This story originally appeared in CommonWealth Magazine in December 2020.
Parental or judicial consent doesn't work for everyone. No abortion law can mandate good family communication.
For years, I was too ashamed of the abortion I had at sixteen to tell anyone. I had to cross state lines, driving from Massachusetts to Connecticut, to get abortion care because the law in Massachusetts required that I get parental consent.
Getting parental consent was not an option for me. I’d never met my father, and my mother had proved time and again that she did not have my best interests at heart. She’d dropped me off at a children’s home in North Carolina when I was 15, and I was living on my own, moving frequently between schools and friends’ couches. I’d ended up in Springfield, Massachusetts.
The signs of my pregnancy were obvious, but I’d missed them. With the distraction of moving around, my sixteenth birthday, starting a new school, and meeting a new set of people, months passed. I was in my second trimester before I realized I hadn’t gotten my period.
Until I learned I was pregnant, I never believed I would have an abortion. I understood that other people did, but I never thought I would—until I was in that position.
I couldn’t bear the thought of having to go back to my mother in North Carolina and beg her for permission for an abortion. I didn’t want to give her the opportunity to use my pregnancy as an excuse to punish, berate, and shame me. I thought I’d rather kill myself. Why should it be her decision?
Luckily, an ex-boyfriend of my mother’s, Bob, believed in my future. He was the adult in my life who I trusted—but he wasn’t my parent and therefore couldn’t consent. He loaned me money for the abortion and drove me to Connecticut, where I could obtain the medical care I needed free from courtroom stigma and shame.
Outside the abortion clinic, a handful of people bundled in scarves and hats stood in the parking lot with signs that said “abortion is murder.” A woman approached me, her hand extended with a pamphlet. “Read this,” she begged. “Don’t go in there.”
Bob shielded me from the protestors with his body. Then we were inside.
A counselor reviewed the different options.
“Have you considered the options besides abortion?” she asked me, when we were alone. “Are you sure you want to have an abortion?”
I’d wanted to pretend that the abortion was something happening to me, not something I was choosing, but she waited until I told her I was sure.
I was sure.
This was 20 years ago. I’m no longer ashamed or embarrassed of my abortion. Because I got access to the care I needed, I was able to continue my education and eventually graduate from Yale Law School.
I am, however, ashamed and embarrassed that the Massachusetts law still exists. Current Commonwealth law forces young people to choose between carrying an unwanted pregnancy to term, taking on the risk of physical or emotional abuse from parents, or navigating the courts for a waiver. This is a challenging proposition for any teenager, exponentially so for a teenager like me navigating abuse, neglect, or an unstable home life.
Most of my friends had parents that cared about their well-being—parents they could safely speak to if they faced a decision like this. But this was not my experience. Massachusetts law punishes the young people who most need protection, those with neglectful or abusive parents.

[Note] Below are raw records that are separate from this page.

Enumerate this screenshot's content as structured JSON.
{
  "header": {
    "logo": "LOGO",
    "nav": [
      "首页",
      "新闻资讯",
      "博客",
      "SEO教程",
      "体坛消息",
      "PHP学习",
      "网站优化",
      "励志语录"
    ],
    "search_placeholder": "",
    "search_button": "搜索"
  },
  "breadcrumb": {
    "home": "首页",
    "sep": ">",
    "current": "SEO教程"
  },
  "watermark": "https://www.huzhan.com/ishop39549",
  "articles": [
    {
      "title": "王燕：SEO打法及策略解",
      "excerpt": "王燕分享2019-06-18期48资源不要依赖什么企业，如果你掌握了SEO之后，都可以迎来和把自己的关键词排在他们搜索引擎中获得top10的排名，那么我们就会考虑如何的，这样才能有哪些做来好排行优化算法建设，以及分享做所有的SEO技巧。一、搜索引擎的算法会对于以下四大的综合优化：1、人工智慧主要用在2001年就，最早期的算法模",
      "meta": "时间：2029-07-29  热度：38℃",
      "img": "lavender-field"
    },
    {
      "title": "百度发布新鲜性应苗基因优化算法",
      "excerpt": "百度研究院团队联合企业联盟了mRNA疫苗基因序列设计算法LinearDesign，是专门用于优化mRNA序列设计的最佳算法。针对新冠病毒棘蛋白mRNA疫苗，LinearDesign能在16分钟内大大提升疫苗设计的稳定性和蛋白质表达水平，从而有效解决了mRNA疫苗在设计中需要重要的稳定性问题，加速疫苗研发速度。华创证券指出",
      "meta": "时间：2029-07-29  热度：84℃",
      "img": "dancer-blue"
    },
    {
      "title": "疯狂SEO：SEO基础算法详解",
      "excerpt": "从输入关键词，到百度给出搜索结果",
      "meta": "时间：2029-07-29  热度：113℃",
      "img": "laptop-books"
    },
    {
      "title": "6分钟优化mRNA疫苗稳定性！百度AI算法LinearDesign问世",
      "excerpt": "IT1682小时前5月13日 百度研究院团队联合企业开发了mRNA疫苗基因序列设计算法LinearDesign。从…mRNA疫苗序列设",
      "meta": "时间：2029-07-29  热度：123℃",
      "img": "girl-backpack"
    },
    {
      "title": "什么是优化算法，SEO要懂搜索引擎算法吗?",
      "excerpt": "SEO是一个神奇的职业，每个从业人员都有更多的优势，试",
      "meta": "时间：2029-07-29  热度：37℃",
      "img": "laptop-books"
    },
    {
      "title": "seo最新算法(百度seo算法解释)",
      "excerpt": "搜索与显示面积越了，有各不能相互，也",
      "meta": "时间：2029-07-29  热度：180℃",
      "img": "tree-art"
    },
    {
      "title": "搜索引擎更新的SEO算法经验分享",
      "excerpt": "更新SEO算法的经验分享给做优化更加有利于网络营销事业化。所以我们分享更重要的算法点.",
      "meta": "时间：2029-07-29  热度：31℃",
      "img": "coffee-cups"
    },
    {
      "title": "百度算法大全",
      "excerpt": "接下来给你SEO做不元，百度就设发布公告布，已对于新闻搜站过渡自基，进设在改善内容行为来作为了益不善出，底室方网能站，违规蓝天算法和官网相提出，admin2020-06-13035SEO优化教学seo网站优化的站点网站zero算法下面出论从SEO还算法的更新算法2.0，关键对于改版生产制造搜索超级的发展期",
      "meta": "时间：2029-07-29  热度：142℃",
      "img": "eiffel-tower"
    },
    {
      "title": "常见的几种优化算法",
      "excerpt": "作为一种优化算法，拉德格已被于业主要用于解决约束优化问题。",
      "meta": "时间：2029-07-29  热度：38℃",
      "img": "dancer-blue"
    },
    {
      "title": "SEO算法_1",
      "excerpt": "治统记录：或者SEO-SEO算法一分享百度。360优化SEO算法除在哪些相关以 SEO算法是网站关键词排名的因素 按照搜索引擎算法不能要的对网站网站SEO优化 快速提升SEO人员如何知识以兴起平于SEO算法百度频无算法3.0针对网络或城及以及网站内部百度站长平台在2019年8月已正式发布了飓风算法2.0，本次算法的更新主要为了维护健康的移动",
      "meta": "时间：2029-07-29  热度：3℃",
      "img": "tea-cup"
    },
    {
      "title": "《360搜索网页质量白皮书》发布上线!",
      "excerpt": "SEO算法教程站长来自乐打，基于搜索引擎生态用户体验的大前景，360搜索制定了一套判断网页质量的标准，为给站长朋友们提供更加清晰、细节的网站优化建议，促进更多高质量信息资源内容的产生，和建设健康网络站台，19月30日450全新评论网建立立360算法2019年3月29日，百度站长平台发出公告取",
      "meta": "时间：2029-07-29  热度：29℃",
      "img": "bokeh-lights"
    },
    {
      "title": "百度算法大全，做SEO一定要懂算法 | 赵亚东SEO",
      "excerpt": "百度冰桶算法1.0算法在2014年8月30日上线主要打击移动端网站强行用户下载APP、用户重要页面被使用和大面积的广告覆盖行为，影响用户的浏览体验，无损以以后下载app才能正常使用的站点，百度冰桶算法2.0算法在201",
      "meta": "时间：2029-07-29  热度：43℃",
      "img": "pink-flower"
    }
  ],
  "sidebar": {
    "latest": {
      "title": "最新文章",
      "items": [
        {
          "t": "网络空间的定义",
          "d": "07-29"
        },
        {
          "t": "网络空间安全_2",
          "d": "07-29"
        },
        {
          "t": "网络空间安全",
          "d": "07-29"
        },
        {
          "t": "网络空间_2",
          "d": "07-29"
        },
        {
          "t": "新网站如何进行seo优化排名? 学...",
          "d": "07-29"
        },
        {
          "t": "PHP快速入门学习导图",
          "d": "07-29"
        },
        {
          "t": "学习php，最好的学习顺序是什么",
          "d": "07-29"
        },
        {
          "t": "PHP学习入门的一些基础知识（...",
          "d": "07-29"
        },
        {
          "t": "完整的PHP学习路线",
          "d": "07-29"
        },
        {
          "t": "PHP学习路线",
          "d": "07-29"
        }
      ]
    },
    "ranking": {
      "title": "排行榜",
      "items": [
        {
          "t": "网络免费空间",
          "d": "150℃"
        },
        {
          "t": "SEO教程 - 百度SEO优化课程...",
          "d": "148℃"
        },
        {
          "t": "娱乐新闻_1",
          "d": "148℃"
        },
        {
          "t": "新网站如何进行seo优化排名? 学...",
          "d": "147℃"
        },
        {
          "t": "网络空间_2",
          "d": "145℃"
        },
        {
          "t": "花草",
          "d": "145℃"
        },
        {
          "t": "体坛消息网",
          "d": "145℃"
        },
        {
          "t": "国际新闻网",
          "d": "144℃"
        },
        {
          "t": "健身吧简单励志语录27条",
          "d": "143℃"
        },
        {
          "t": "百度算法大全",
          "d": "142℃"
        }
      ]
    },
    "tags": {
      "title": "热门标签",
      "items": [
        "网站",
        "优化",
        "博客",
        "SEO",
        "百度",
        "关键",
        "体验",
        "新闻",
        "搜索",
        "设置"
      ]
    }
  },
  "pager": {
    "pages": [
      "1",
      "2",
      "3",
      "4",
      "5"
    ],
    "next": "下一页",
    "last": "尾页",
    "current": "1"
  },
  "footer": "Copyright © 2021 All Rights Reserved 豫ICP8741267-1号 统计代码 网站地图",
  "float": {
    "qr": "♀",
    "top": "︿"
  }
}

No law can mandate good family communication. The nation’s leading medical organizations—the American Medical Association, American Association of Pediatrics, and American College of Obstetricians and Gynecologists—all agree that laws requiring parental consent increase the risk of harm to teens by delaying access to appropriate medical care.
Obstacles to abortion access do not protect women and pregnant people; they shame them and put them at risk. A law that mandates a young person speak to a parent, or forces them to leave the state to obtain medical care, stigmatizes the very young people who most need support.
On Friday Gov. Charlie Baker rejected provisions in the state budget that would have removed the judicial bypass process for 16- and 17-year olds. The governor could have acted with compassion and empathy. The state Legislature must now act to ensure that no one has to go through what I did when I was a teenager.
The Legislature’s proposal was the bare minimum already. Some young people will still be left out; the reforms would only allow 16- and 17-year-olds, not younger people, to obtain an abortion without parental consent. We need improved access now, especially in the midst of a still-raging pandemic and with reproductive freedom under attack all across the country.